A groundbreaking ceremony was held on November 20, 2003, for construction of a new R.P. White Nursing Facility. It will be a state-of-the-art facility consisting of two 120-bed single story buildings which are being built on a beautiful eighteen-acre tract of EMSH property located in northwest Lauderdale County off Old Eighth Street Road. The new facility opened on 16 March 2006.
The city of Meridian, which seemed distant from the hospital a century ago, has surrounded the hospital; and today East Mississippi State Hospital is part of a growing area of schools, recreational areas, and special support services for the community. Except for services to the severely physically ill, EMSH provides inpatient services for adults and adolescents requiring psychiatric or substance abuse treatment as well as nursing home services. In addition, the hospital operates a continuum of community based services such as training center, halfway house, group homes, supervised apartments and a psychosocial center.

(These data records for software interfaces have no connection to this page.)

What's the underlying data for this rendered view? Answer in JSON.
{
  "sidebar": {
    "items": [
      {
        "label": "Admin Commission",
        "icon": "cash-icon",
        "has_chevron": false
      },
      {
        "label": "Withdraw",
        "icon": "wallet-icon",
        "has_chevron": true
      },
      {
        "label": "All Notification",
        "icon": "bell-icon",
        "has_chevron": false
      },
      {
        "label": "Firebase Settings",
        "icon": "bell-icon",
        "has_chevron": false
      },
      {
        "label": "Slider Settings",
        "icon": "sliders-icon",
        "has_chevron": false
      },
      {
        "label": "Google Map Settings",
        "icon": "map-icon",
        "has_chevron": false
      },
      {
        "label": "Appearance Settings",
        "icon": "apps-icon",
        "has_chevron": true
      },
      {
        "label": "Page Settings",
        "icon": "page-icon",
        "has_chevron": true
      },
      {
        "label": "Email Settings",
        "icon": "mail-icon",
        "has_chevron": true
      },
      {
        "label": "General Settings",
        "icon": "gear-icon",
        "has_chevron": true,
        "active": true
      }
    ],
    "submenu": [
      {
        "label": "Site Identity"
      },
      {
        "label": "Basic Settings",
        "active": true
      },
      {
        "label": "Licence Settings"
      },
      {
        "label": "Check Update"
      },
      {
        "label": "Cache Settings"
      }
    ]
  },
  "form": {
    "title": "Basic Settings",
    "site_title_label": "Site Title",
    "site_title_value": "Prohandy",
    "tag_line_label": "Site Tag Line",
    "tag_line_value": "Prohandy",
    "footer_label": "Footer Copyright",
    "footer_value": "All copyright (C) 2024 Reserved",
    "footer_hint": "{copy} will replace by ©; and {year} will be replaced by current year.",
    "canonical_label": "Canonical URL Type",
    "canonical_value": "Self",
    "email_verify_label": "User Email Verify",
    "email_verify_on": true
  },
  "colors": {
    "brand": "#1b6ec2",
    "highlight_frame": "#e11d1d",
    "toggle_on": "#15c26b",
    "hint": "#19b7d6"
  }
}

The future of East Mississippi State Hospital seems bright for the staff but brighter still for the citizens of Mississippi who are in need of the unique services the hospital offers.
The cemetery is located at the far end of 22nd Street about two blocks from the hospital campus. There is no parking except directly in front of the locked gate, in the street. As of 2017 it is kept neatly. The more recent markers are at the far end of the cemetery on the right hand side, below a gravel drive. The oldest appear to be on the left hand side and over the rise of the hill. Not all markers are in place - having been disturbed and strewn about. The oldest markers lie flush with the ground and each bears only the decedent's hospital number. About half of the markers are newer granite blocks that rise about four inches from the ground and bear name and dates. There are a handful of markers that appear to have been erected by families. The cemetery listing on Find a Grave is incomplete.
Main Image Gallery: East Mississippi State Hospital
- From hospital's own web page.